The Rules of the Game
Are we bored with this list yet?
Cinema is most often analogized with dreaming (see Hollywood as “dream factory”), but it is also a kind of remembering: it manufactures an immediate past, and thus makes us retrospectively and prospectively older. Bergman’s Wild Strawberries starts with a dream and ends with a memory, aligning its beauty with the beauty of its seventy-seven-year-old star, the great Swedish actor and director Victor Sjöström.
Another classic of world cinema with old people. Yawn.
Vittorio De Sica
Really? Another canonical film about an old guy? At least it costars a dog.
News from Home
This is supposed to be one of those good-for-you, demanding, feminist, kind-of-structuralist, avante-garde, check-it-off-the-list, Brown-semiotics-major-required-viewing films. Perhaps it’s all of those things. It’s also profoundly moving, original, and, weirdly, entertaining.
Brian De Palma
Close-up and Blow Out make a great double feature, mainly because their titles sound so cool together but also because you can’t find two better examples of wickedly smart and politically alive “self-referential” cinema that couldn’t be less doctrinaire. Also, because including Brian De Palma proves I’m not a total snob and allows me to plug one of the funniest and most intelligent books of film theory of the past decade, Chris Dumas’s Un-American Psycho.
Wes Anderson’s Top 10
“I thought my take on a top-ten list might be to simply quote myself from the brief fan letters I periodically write to the Criterion Collection team.” His selections were, unsurprisingly, delightful.
Allison Anders’s Top 10
“Wow, this assignment kicked my ass in a glorious way!” said Anders. “As with everyone before me, picking just ten Criterion classics is too daunting; so you have to find a system that allows you to play a favorite game, all the while knowing t…
Richard Ayoade’s Top 10

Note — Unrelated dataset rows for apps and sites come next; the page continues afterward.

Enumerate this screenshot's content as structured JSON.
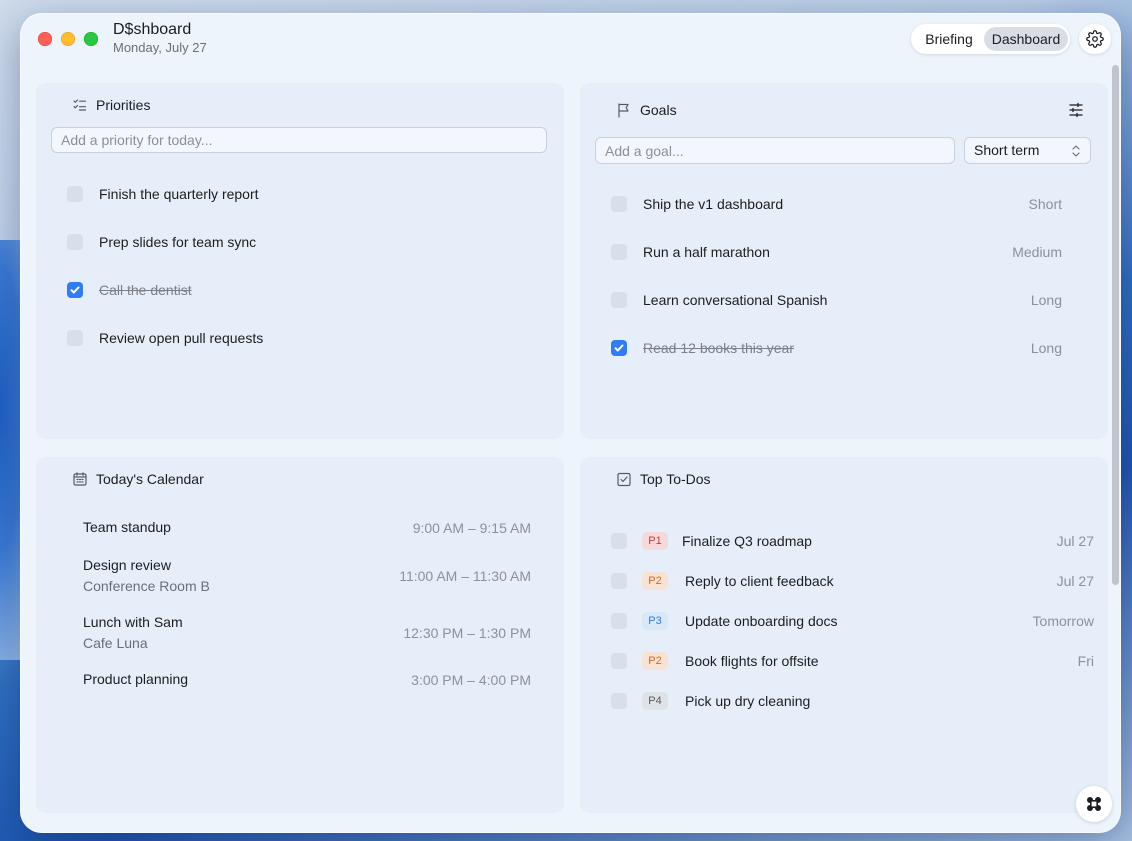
{
  "window": {
    "title": "D$shboard",
    "date": "Monday, July 27"
  },
  "header": {
    "segments": [
      {
        "label": "Briefing",
        "selected": false
      },
      {
        "label": "Dashboard",
        "selected": true
      }
    ],
    "settings_icon": "gear-icon"
  },
  "priorities": {
    "title": "Priorities",
    "icon": "checklist-icon",
    "input_placeholder": "Add a priority for today...",
    "items": [
      {
        "text": "Finish the quarterly report",
        "done": false
      },
      {
        "text": "Prep slides for team sync",
        "done": false
      },
      {
        "text": "Call the dentist",
        "done": true
      },
      {
        "text": "Review open pull requests",
        "done": false
      }
    ]
  },
  "goals": {
    "title": "Goals",
    "icon": "flag-icon",
    "filter_icon": "sliders-icon",
    "input_placeholder": "Add a goal...",
    "term_select": "Short term",
    "items": [
      {
        "text": "Ship the v1 dashboard",
        "term": "Short",
        "done": false
      },
      {
        "text": "Run a half marathon",
        "term": "Medium",
        "done": false
      },
      {
        "text": "Learn conversational Spanish",
        "term": "Long",
        "done": false
      },
      {
        "text": "Read 12 books this year",
        "term": "Long",
        "done": true
      }
    ]
  },
  "calendar": {
    "title": "Today's Calendar",
    "icon": "calendar-icon",
    "events": [
      {
        "title": "Team standup",
        "location": "",
        "time": "9:00 AM – 9:15 AM"
      },
      {
        "title": "Design review",
        "location": "Conference Room B",
        "time": "11:00 AM – 11:30 AM"
      },
      {
        "title": "Lunch with Sam",
        "location": "Cafe Luna",
        "time": "12:30 PM – 1:30 PM"
      },
      {
        "title": "Product planning",
        "location": "",
        "time": "3:00 PM – 4:00 PM"
      }
    ]
  },
  "todos": {
    "title": "Top To-Dos",
    "icon": "checkbox-icon",
    "items": [
      {
        "priority": "P1",
        "text": "Finalize Q3 roadmap",
        "due": "Jul 27"
      },
      {
        "priority": "P2",
        "text": "Reply to client feedback",
        "due": "Jul 27"
      },
      {
        "priority": "P3",
        "text": "Update onboarding docs",
        "due": "Tomorrow"
      },
      {
        "priority": "P2",
        "text": "Book flights for offsite",
        "due": "Fri"
      },
      {
        "priority": "P4",
        "text": "Pick up dry cleaning",
        "due": ""
      }
    ]
  },
  "fab_icon": "command-icon",
  "colors": {
    "accent": "#2f7cf6",
    "p1": "#c9393a",
    "p2": "#d46a23",
    "p3": "#2d7ed4",
    "p4": "#555b63"
  }
}
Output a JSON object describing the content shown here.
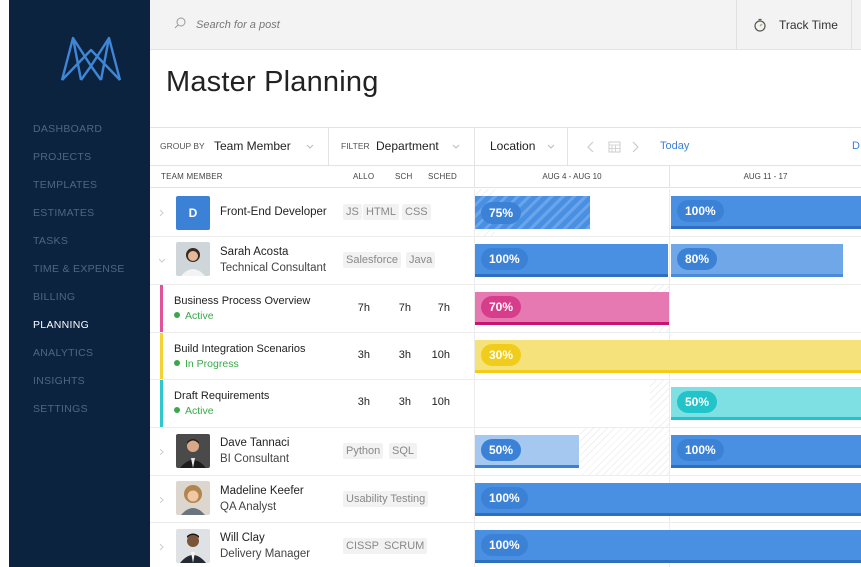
{
  "sidebar": {
    "items": [
      {
        "label": "DASHBOARD"
      },
      {
        "label": "PROJECTS"
      },
      {
        "label": "TEMPLATES"
      },
      {
        "label": "ESTIMATES"
      },
      {
        "label": "TASKS"
      },
      {
        "label": "TIME & EXPENSE"
      },
      {
        "label": "BILLING"
      },
      {
        "label": "PLANNING"
      },
      {
        "label": "ANALYTICS"
      },
      {
        "label": "INSIGHTS"
      },
      {
        "label": "SETTINGS"
      }
    ],
    "active": "PLANNING"
  },
  "topbar": {
    "search_placeholder": "Search for a post",
    "track_time_label": "Track Time"
  },
  "page": {
    "title": "Master Planning"
  },
  "toolbar": {
    "group_by_label": "GROUP BY",
    "group_by_value": "Team Member",
    "filter_label": "FILTER",
    "filter_value": "Department",
    "location_value": "Location",
    "today_label": "Today",
    "trailing_label": "D"
  },
  "columns": {
    "team_member": "TEAM MEMBER",
    "allo": "ALLO",
    "sch": "SCH",
    "sched": "SCHED",
    "week1": "AUG 4 - AUG 10",
    "week2": "AUG 11 - 17"
  },
  "rows": [
    {
      "type": "person",
      "initial": "D",
      "name": "Front-End Developer",
      "skills": [
        "JS",
        "HTML",
        "CSS"
      ],
      "week1": "75%",
      "week2": "100%"
    },
    {
      "type": "person",
      "name": "Sarah Acosta",
      "role": "Technical Consultant",
      "skills": [
        "Salesforce",
        "Java"
      ],
      "week1": "100%",
      "week2": "80%"
    },
    {
      "type": "task",
      "name": "Business Process Overview",
      "status": "Active",
      "allo": "7h",
      "sch": "7h",
      "sched": "7h",
      "week1": "70%"
    },
    {
      "type": "task",
      "name": "Build Integration Scenarios",
      "status": "In Progress",
      "allo": "3h",
      "sch": "3h",
      "sched": "10h",
      "week1": "30%"
    },
    {
      "type": "task",
      "name": "Draft Requirements",
      "status": "Active",
      "allo": "3h",
      "sch": "3h",
      "sched": "10h",
      "week2": "50%"
    },
    {
      "type": "person",
      "name": "Dave Tannaci",
      "role": "BI Consultant",
      "skills": [
        "Python",
        "SQL"
      ],
      "week1": "50%",
      "week2": "100%"
    },
    {
      "type": "person",
      "name": "Madeline Keefer",
      "role": "QA Analyst",
      "skills": [
        "Usability Testing"
      ],
      "week1": "100%"
    },
    {
      "type": "person",
      "name": "Will Clay",
      "role": "Delivery Manager",
      "skills": [
        "CISSP",
        "SCRUM"
      ],
      "week1": "100%"
    }
  ],
  "colors": {
    "sidebar_bg": "#0c2340",
    "accent_blue": "#3b82d6",
    "bar_blue": "#4a90e2",
    "light_blue": "#a4c8f0",
    "pink": "#e0539b",
    "yellow": "#f6e27a",
    "cyan": "#7fe0e3",
    "status_green": "#3aa84a"
  }
}
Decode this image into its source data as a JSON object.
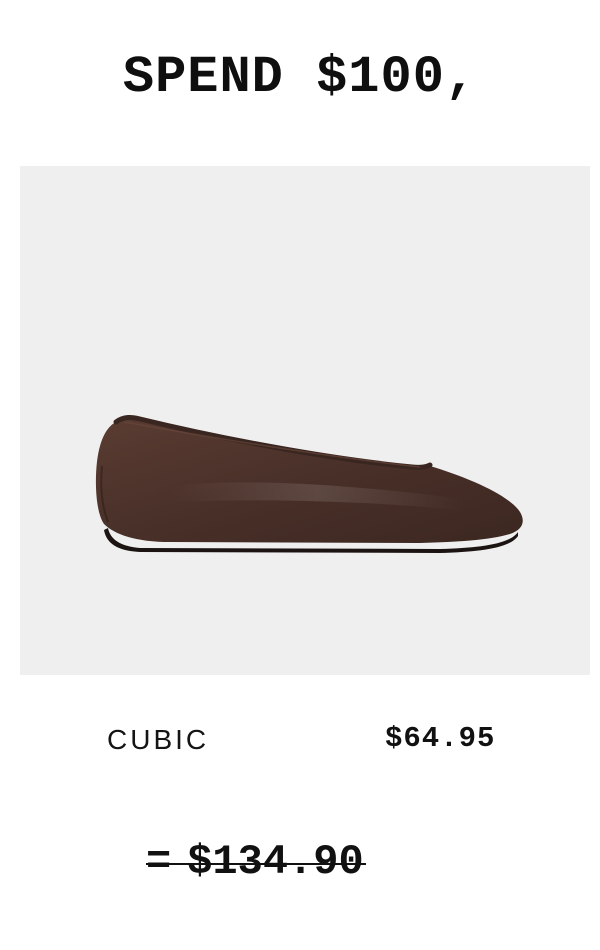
{
  "headline": {
    "text": "SPEND $100,"
  },
  "product": {
    "image_alt": "brown leather ballet flat",
    "name": "CUBIC",
    "price": "$64.95",
    "image_background": "#efefef",
    "leather_color": "#4a3129"
  },
  "total": {
    "equals": "=",
    "original_price": "$134.90"
  }
}
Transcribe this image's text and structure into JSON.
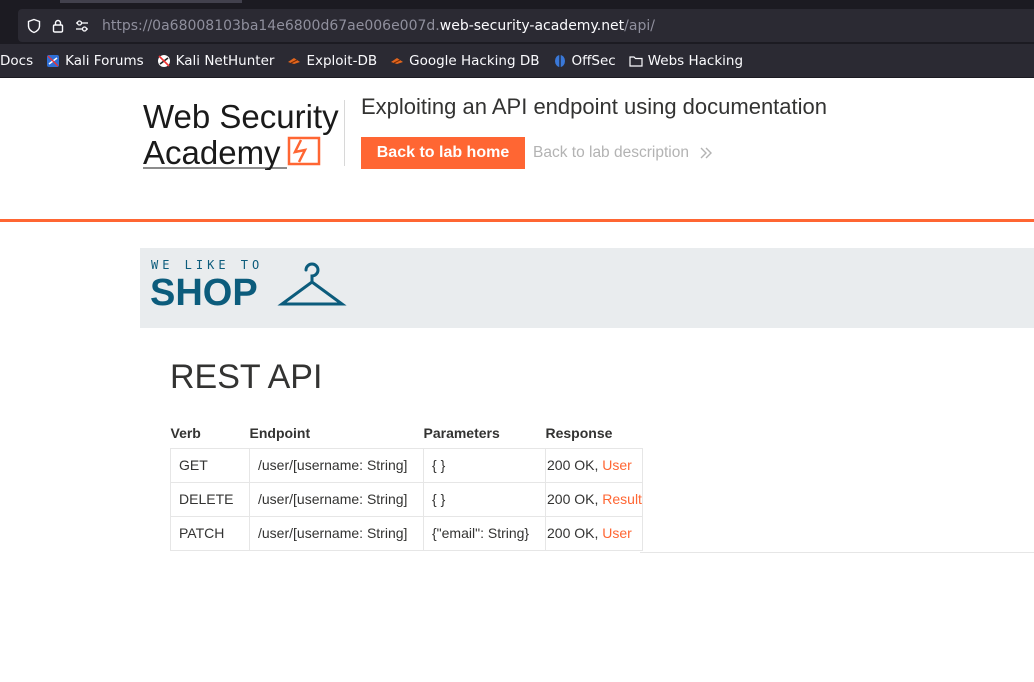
{
  "browser": {
    "url_prefix": "https://0a68008103ba14e6800d67ae006e007d.",
    "url_host": "web-security-academy.net",
    "url_path": "/api/",
    "bookmarks": [
      {
        "label": "Docs",
        "icon": "none"
      },
      {
        "label": "Kali Forums",
        "icon": "kali-forums-icon"
      },
      {
        "label": "Kali NetHunter",
        "icon": "kali-nethunter-icon"
      },
      {
        "label": "Exploit-DB",
        "icon": "exploit-db-icon"
      },
      {
        "label": "Google Hacking DB",
        "icon": "ghdb-icon"
      },
      {
        "label": "OffSec",
        "icon": "offsec-icon"
      },
      {
        "label": "Webs Hacking",
        "icon": "folder-icon"
      }
    ]
  },
  "header": {
    "logo_line1": "Web Security",
    "logo_line2": "Academy",
    "lab_title": "Exploiting an API endpoint using documentation",
    "back_home": "Back to lab home",
    "back_description": "Back to lab description"
  },
  "shop": {
    "tagline": "WE LIKE TO",
    "word": "SHOP"
  },
  "api": {
    "title": "REST API",
    "columns": [
      "Verb",
      "Endpoint",
      "Parameters",
      "Response"
    ],
    "rows": [
      {
        "verb": "GET",
        "endpoint": "/user/[username: String]",
        "params": "{ }",
        "status": "200 OK, ",
        "link": "User"
      },
      {
        "verb": "DELETE",
        "endpoint": "/user/[username: String]",
        "params": "{ }",
        "status": "200 OK, ",
        "link": "Result"
      },
      {
        "verb": "PATCH",
        "endpoint": "/user/[username: String]",
        "params": "{\"email\": String}",
        "status": "200 OK, ",
        "link": "User"
      }
    ]
  },
  "colors": {
    "accent": "#ff6633",
    "shop_blue": "#0c5c7c",
    "text": "#333332"
  }
}
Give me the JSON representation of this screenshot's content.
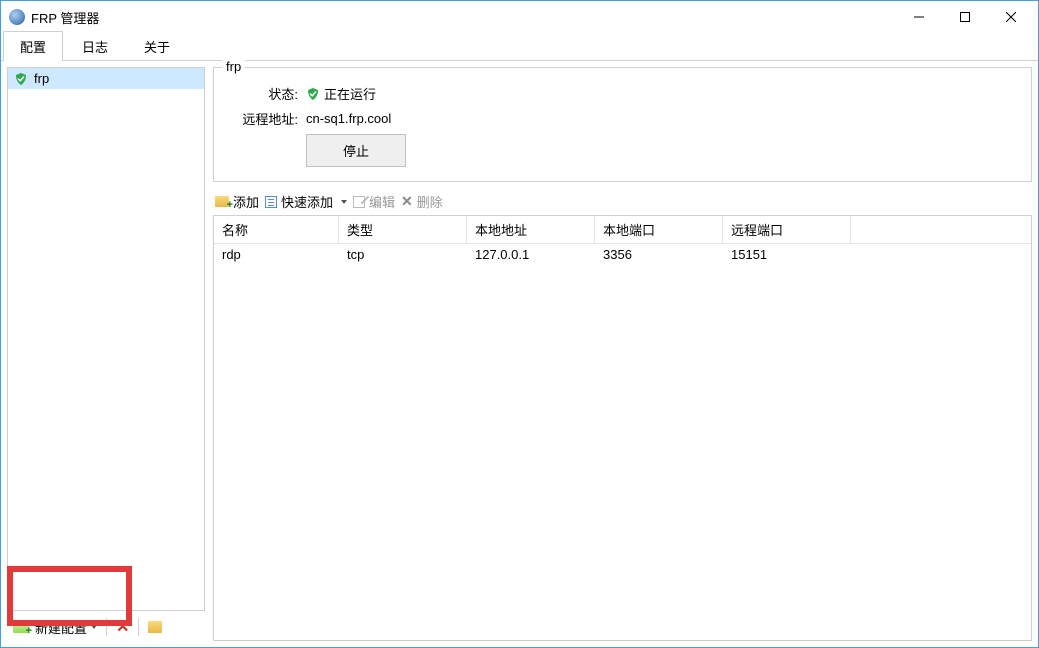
{
  "title": "FRP 管理器",
  "tabs": {
    "config": "配置",
    "log": "日志",
    "about": "关于"
  },
  "sidebar": {
    "items": [
      {
        "label": "frp"
      }
    ],
    "newConfig": "新建配置"
  },
  "details": {
    "name": "frp",
    "statusLabel": "状态:",
    "statusText": "正在运行",
    "remoteLabel": "远程地址:",
    "remoteValue": "cn-sq1.frp.cool",
    "stop": "停止"
  },
  "toolbar": {
    "add": "添加",
    "quickAdd": "快速添加",
    "edit": "编辑",
    "delete": "删除"
  },
  "table": {
    "headers": {
      "name": "名称",
      "type": "类型",
      "localAddr": "本地地址",
      "localPort": "本地端口",
      "remotePort": "远程端口"
    },
    "rows": [
      {
        "name": "rdp",
        "type": "tcp",
        "localAddr": "127.0.0.1",
        "localPort": "3356",
        "remotePort": "15151"
      }
    ]
  }
}
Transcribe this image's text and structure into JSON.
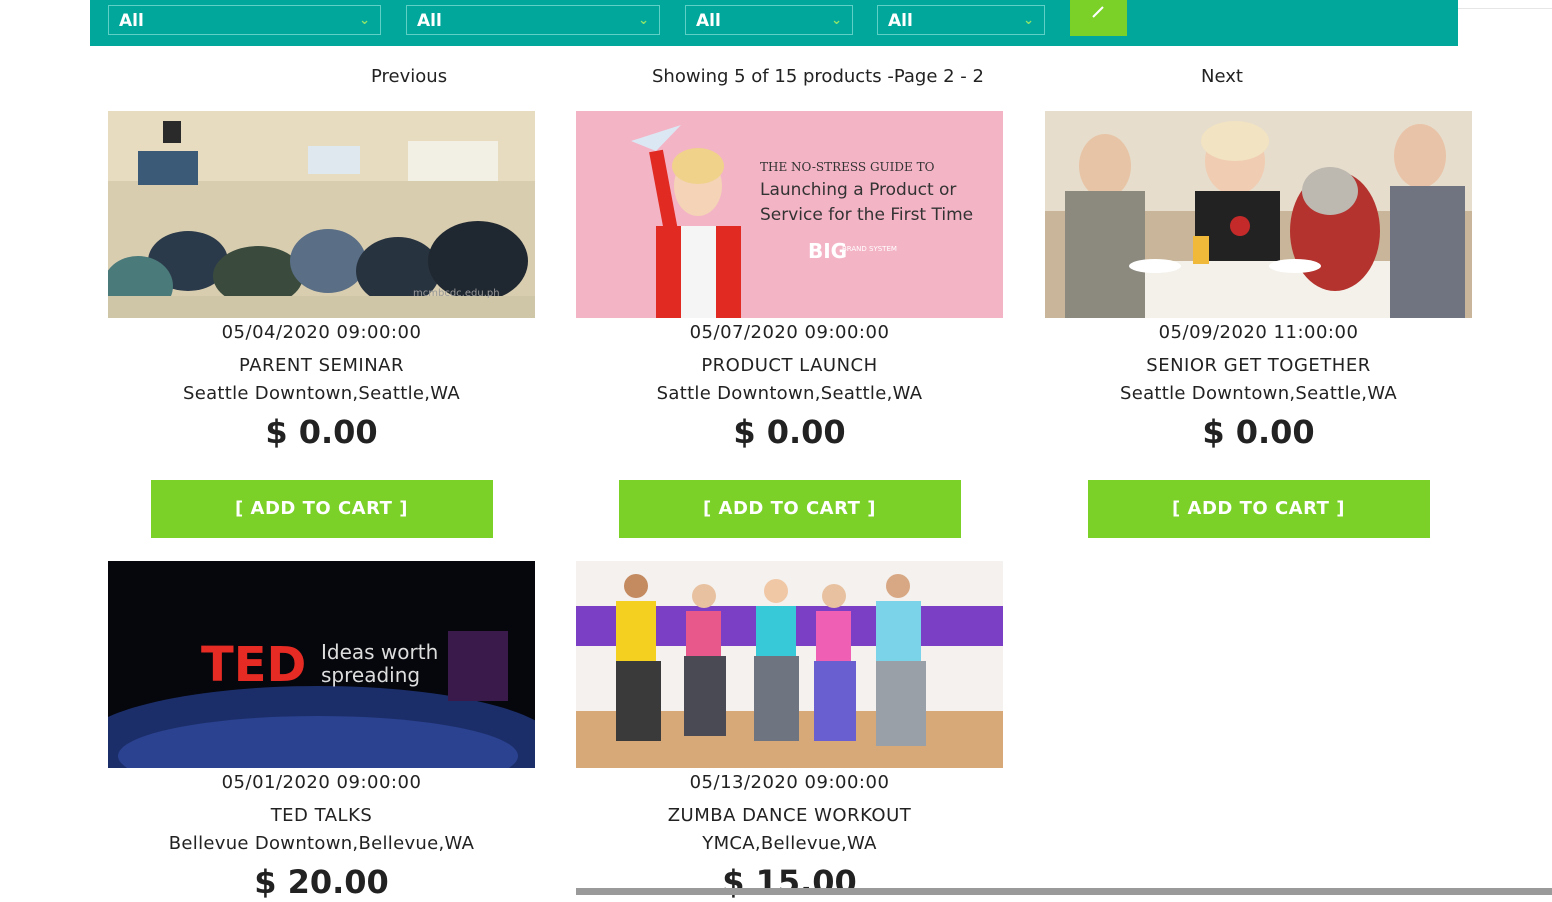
{
  "filters": [
    {
      "value": "All"
    },
    {
      "value": "All"
    },
    {
      "value": "All"
    },
    {
      "value": "All"
    }
  ],
  "pagination": {
    "previous": "Previous",
    "status": "Showing 5 of 15 products -Page 2 - 2",
    "next": "Next"
  },
  "products": [
    {
      "date": "05/04/2020 09:00:00",
      "name": "PARENT SEMINAR",
      "location": "Seattle Downtown,Seattle,WA",
      "price": "$ 0.00",
      "cart_label": "[ ADD TO CART ]",
      "image_caption": "mcmbcdc.edu.ph"
    },
    {
      "date": "05/07/2020 09:00:00",
      "name": "PRODUCT LAUNCH",
      "location": "Sattle Downtown,Seattle,WA",
      "price": "$ 0.00",
      "cart_label": "[ ADD TO CART ]",
      "image_lines": [
        "THE NO-STRESS GUIDE TO",
        "Launching a Product or",
        "Service for the First Time",
        "BIG",
        "BRAND SYSTEM"
      ]
    },
    {
      "date": "05/09/2020 11:00:00",
      "name": "SENIOR GET TOGETHER",
      "location": "Seattle Downtown,Seattle,WA",
      "price": "$ 0.00",
      "cart_label": "[ ADD TO CART ]"
    },
    {
      "date": "05/01/2020 09:00:00",
      "name": "TED TALKS",
      "location": "Bellevue Downtown,Bellevue,WA",
      "price": "$ 20.00",
      "image_lines": [
        "TED",
        "Ideas worth",
        "spreading"
      ]
    },
    {
      "date": "05/13/2020 09:00:00",
      "name": "ZUMBA DANCE WORKOUT",
      "location": "YMCA,Bellevue,WA",
      "price": "$ 15.00"
    }
  ],
  "colors": {
    "filter_bar": "#00a79a",
    "accent_green": "#7bd128"
  }
}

The British comedian, actor, writer, and director Richard Ayoade is best known for his starring role on the UK television series The IT Crowd and his successful directorial debut Submarine, which was released in the U.S. in 2011.